You ready for this?
I can’t do this anymore.
You may be done with killing, but killing’s not done with you.
We have to do something!
Let’s do this!
That’s not who I am; that’s what I’ve done.
This all ends today!
Game’s over.
There are no rules.
His kind don’t scare easy.
You have no idea who you’re messing with.
You played us!
You’re the one who got played.
This guy’s good.
He’s your worst nightmare.
You have no idea.
Let’s finish this!
Now the gloves are off.
Everybody gets found.
It wasn’t personal, just business.

Then add gun fights liberally, a few foot chases, a dash of exploding cars, and a smidge of girl-I-left-behind, and, well, by jingo, you’ve got yourself a movie.


Fast Five: How to Write an Action Movie

Fast Five OnesheetI’m a little slow getting around to Fast Five, which might seem to make me the wrong audience for this movie, which is all about speed and precise timing. I wasn’t sure I would like it because I thought it would be what some people call a “popcorn movie.” And in fact, it is. This isn’t a movie that will change your life or reveal something important about the human condition. It’s not a movie that expands the art and/or technology of filmmaking. The story is predictable. In fact, everything about the movie is predictable. It’s completely mindless, completely disposable.

And I’ve got to admit I loved it all. Does that make it a great movie? No. It’s trash. But it’s honest trash. It’s trash without pretense. For that, you have to give it credit.

Here’s how to write an action movie like this one:

      Cast actors with stone faces who can show flickers of anger or amusement when necessary. Nothing more is needed.

Have the characters take on “one last heist,” a piece of cake that will go terribly, terribly wrong.

Make sure your villain is from another culture.

Include treachery from within the ranks, followed by redemption and sacrifice.

Include one unlikely alliance with the enemy.

Include the line “We’re not going to make it” at a high point in the action.

Include the line “Go, go, go!” as necessary.

Include the line “Let’s do this” as the heroes make one last stand.

When it seems as though things can’t get worse for the good guys, make things get worse.

Arrange a showdown between the hero and the bad guys on an ascending scale of importance, saving the villain for last.

Sprinkle liberally with guns, chases, explosions, and beautiful women but no sex.

Despite the story’s transparency, the movie does one thing very well—action, which is, well, fast and furious. Our guys steal cars from a moving train. They shackle a huge vault to a couple of supercharged sports cars and haul it through the city while scores of police cars chase them.
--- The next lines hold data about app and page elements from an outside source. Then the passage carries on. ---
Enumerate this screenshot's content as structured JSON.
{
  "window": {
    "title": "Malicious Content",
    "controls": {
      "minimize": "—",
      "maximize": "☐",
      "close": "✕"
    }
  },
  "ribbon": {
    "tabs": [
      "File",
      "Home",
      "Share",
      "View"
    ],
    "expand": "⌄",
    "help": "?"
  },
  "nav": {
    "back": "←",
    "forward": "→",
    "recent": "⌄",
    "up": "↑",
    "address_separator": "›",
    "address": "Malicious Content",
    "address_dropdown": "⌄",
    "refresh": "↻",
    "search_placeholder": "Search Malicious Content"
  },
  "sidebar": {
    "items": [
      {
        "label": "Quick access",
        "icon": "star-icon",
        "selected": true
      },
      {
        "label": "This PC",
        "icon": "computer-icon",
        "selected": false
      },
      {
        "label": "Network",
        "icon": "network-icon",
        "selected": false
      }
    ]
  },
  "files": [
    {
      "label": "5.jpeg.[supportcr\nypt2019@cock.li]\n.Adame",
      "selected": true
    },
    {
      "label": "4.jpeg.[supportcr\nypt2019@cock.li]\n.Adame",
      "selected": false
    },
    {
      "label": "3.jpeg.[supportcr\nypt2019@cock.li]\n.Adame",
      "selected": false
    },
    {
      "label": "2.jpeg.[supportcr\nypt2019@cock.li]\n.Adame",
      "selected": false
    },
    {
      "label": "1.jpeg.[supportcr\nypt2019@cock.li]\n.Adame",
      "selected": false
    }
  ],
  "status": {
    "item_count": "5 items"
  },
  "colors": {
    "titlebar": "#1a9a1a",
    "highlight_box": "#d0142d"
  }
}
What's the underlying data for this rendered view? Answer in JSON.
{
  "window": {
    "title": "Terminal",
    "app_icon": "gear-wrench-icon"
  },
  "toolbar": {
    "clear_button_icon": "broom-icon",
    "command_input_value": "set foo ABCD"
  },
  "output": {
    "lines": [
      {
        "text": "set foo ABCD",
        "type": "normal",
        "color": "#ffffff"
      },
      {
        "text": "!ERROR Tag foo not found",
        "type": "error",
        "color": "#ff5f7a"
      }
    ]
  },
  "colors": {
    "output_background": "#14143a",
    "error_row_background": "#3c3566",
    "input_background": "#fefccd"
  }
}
Some of the stunts take your breath away. There’s a moment, shown in the previews, when Vin Diesel and Paul Walker drive off a cliff. I’m sure there are a hundred ways to do this with CGI, rear projection, hidden wires, and Criss Angel. But as the car pitches off the cliff, a small detail makes you forget all the artifice. Walker’s standing on the back of the convertible, holding on to the roll-bar. As the car falls out from under him, he seems to elevate slightly, his feet lifting off the back of the car. In other words, it looks as though the car is really falling from a great height.

I’m still hoping that movies will give women more to do than stand around and pout. Most of the women in Fast Five are interchangeable and thin to the point of anorexia. In fact, the men—especially Vin Diesel and Dwayne Johnson with all their pecs and glutes, etc.—have more curves than the women. When did this trend start, and why didn’t I get the memo?

Of course, the action is all outrageously unrealistic. So unrealistic that the moviemakers knew they needed a disclaimer. At the end of the movie, a title appears that reads, “The motor vehicle acts depicted in this film are dangerous.” Is that insane or what? I mean, who needs to be told that?

OK, OK, I admit that I revved my Prius a few extra times before leaving the parking lot. And yes, I even pulled a heist on my way home. Inspired by the chase scene with the vault, I hauled something off down the street. I’ll tell you what, that kid will think twice before he sets up another lemonade stand in my neighborhood!